[Exercise description]
All lines in the material below that hold "name" should be found and copied.

*** Opening of Extracted data ***

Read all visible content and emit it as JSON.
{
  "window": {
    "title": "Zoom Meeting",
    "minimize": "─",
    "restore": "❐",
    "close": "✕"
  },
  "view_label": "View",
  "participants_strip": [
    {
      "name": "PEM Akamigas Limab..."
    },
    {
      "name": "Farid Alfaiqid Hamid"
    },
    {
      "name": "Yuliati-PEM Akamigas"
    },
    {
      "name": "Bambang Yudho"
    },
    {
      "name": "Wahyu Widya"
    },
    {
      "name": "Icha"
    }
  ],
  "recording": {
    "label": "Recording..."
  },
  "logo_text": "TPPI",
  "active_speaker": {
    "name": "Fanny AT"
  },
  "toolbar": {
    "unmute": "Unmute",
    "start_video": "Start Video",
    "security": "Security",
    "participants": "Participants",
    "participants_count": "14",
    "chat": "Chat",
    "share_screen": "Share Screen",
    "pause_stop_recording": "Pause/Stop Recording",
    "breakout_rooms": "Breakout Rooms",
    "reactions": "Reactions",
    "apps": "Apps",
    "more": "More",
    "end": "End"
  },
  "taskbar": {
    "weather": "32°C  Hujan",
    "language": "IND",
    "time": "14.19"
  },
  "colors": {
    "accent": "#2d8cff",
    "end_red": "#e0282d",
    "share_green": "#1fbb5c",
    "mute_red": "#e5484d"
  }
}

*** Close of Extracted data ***

[Written reply]
      "name": "PEM Akamigas Limab..."
      "name": "Farid Alfaiqid Hamid"
      "name": "Yuliati-PEM Akamigas"
      "name": "Bambang Yudho"
      "name": "Wahyu Widya"
      "name": "Icha"
    "name": "Fanny AT"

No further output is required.